Commitment is Key to Starting an Orthopedic Service Line, Says Expert

May 28, 2024
Persistent education and communication lead to success

What does it take to implement a new orthopedic service line at an organization? Healthcare Purchasing News had the opportunity to sit down with Christine McCracken and talk about how to implement one at your organization.

McCracken is an occupational therapist who has spent 12 years as a clinician and 15 years in healthcare leadership, starting and improving service lines, focusing on orthopedics. She has a bachelor’s degree in occupational therapy from Western Norway University of Applied Sciences, a master’s of business management from Walden University, and a post-professional doctorate in occupational therapy from Rocky Mountain University of Health Professions. Chris is a certified and licensed occupational therapist and a certified project management professional. She holds a fellowship from the American College of Healthcare Executives (ACHE). She has served as a Baldrige examiner for the Tennessee Center for Excellence. She currently serves as the president for East Tennessee Healthcare Executives Affiliation, an independent chapter of ACHE.

What is an orthopedic service line?

Any service line, not just orthopedic, refers to an approach to care where you are looking at the entire care episode from the patient's perspective. What that means is trying to align all the services for a particular group of patients.
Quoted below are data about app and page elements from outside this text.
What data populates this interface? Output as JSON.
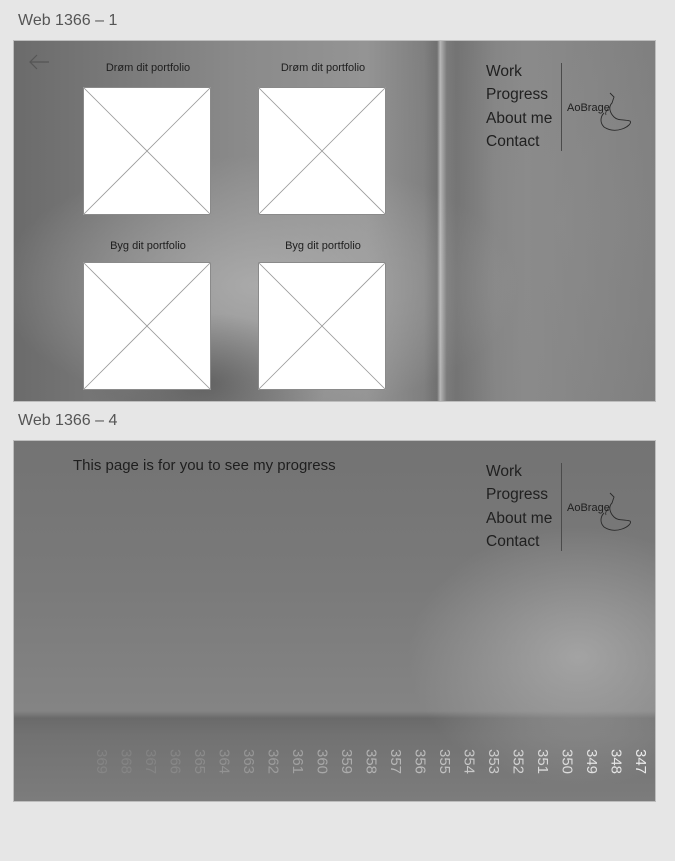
{
  "artboards": [
    {
      "title": "Web 1366 – 1",
      "back_icon": "arrow-left-icon",
      "tiles": [
        {
          "label": "Drøm dit portfolio"
        },
        {
          "label": "Drøm dit portfolio"
        },
        {
          "label": "Byg dit portfolio"
        },
        {
          "label": "Byg dit portfolio"
        }
      ]
    },
    {
      "title": "Web 1366 – 4",
      "intro": "This page is for you to see my progress",
      "ruler_numbers": [
        "347",
        "348",
        "349",
        "350",
        "351",
        "352",
        "353",
        "354",
        "355",
        "356",
        "357",
        "358",
        "359",
        "360",
        "361",
        "362",
        "363",
        "364",
        "365",
        "366",
        "367",
        "368",
        "369"
      ]
    }
  ],
  "nav": {
    "items": [
      "Work",
      "Progress",
      "About me",
      "Contact"
    ]
  },
  "logo": {
    "text": "AoBrage",
    "icon": "bird-logo-icon"
  },
  "colors": {
    "canvas": "#e6e6e6",
    "text": "#202020",
    "placeholder": "#ffffff"
  }
}
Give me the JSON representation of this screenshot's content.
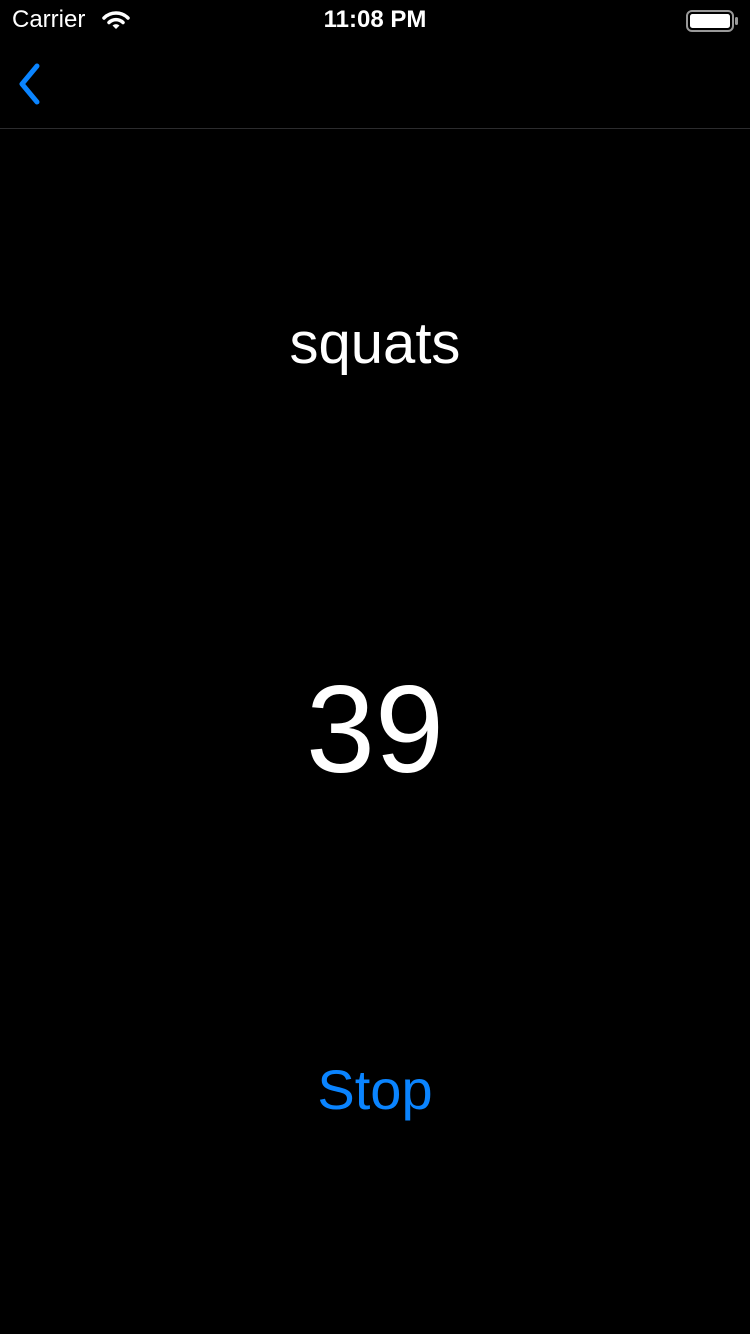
{
  "status_bar": {
    "carrier": "Carrier",
    "time": "11:08 PM",
    "wifi_icon": "wifi-icon",
    "battery_icon": "battery-icon"
  },
  "nav": {
    "back_icon": "chevron-left-icon"
  },
  "workout": {
    "exercise": "squats",
    "count": "39",
    "stop_label": "Stop"
  },
  "colors": {
    "background": "#000000",
    "text": "#ffffff",
    "accent": "#0a84ff",
    "separator": "#2c2c2e"
  }
}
Orthopedics would be one, but even in a subspecialty of that, you might have hip and knee replacement as the main focus of your service line.

So, for each particular group of patients, there is a specialization for that type of patient, which obviously increases the depth of knowledge and skill. For instance, if you're a surgeon who only does those types of procedures, you'll have a much higher volume than those that do general orthopedics.

The service line helps to standardize the process through using evidence-based practices to ensure that there is as little variation as possible. Once it has been proven that a certain method or a certain evidence-based practice is the best, then one ought to be following that. And so, this type of approach benefits the patients because everything is better coordinated. There’s better communication and collaboration, which ultimately leads to better outcomes, but it also benefits the organization because you’re improving cost efficiency. You also avoid duplication of certain services or processes and very often a good service line ends up being a center of excellence. That in itself helps with marketing to patients and actually retaining and recruiting staff too, because people want to work for the best.

Who or what needs to be included when planning a new service line?

In the question itself is one of the key ingredients to this service line, which is to know who the stakeholders are and include all of the stakeholders so that it is truly a well-rounded service. And we’re not just barging ahead with doctors and nurses and then ignoring everybody else.

What’s involved in adding a service line, first and foremost in my opinion, is leadership commitment. If you have that commitment, you can mitigate almost any other challenge, whereas if you don’t have that commitment, it’s easy to lose sight of the process, streamlining, and the need to follow best practices. When things get tough, we might have to make decisions that are maybe not so popular. Every time the entire team needs to know that decisions are made in favor of how a service line needs to run.

As for key stakeholders, you would have a few either formally or informally and influential physicians who agree to be part of the service line and that will then help drive the initiatives and it will help drive other physicians to buy in. It will also help with commitment to the service line to try to get everybody to kind of come along. You also need a subject matter expert, such as a service line administrator who is dedicated to making this approach work. That is very helpful because there is a lot of pulling the strings and coordination that has to occur. Service line work goes across the traditional departments of a hospital or a clinic because, again, the service line looks at the entire episode.

And I think a big key to adding a service line is just being aware that it requires persistent and frequent education and communication to everybody who's involved, because again, this is a little bit of a different approach to care and it's not intuitive to people who have worked in healthcare for many years.

The last thing I would mention is having an actual service line team that consists of percent additive representatives for all the stakeholders so that we can understand the concerns of the frontline workers, the patients, etc.

How can one plan for staffing when starting an orthopedic service line?

You would expect to have board certified orthopedic surgeons—it's very helpful to have nurses who are certified by the National Association of Orthopedic Nurses. The team in general should be structured in such a way that everybody works at the top of his or her license. Meaning that if you're a doctor, you do the things that only a doctor can do. If you're an RN, you do the things that only an RN can do and so forth.

Any final words of wisdom?

Again, I would repeat the importance of maintaining that solid commitment to the approach, because if you let it filter out or slide away from you, it's hard to get it back and you have to be persistent with how you are going to run your program—meaning researching best practices and so forth. We don’t allow people to make things up as they go along.

Additionally, data is a huge component to the ongoing success and continuous improvement of the program. So, you have to make good processes for collecting, analyzing, and reporting performance data to stakeholders on a regular basis to ensure that everyone is informed and engaged. Also, you need this for continuous performance improvement because you can quickly see if something is starting to go in the wrong direction and make corrections from that.

About the Author

Janette Wider | Editor-in-Chief

Janette Wider is Editor-in-Chief for Healthcare Purchasing News.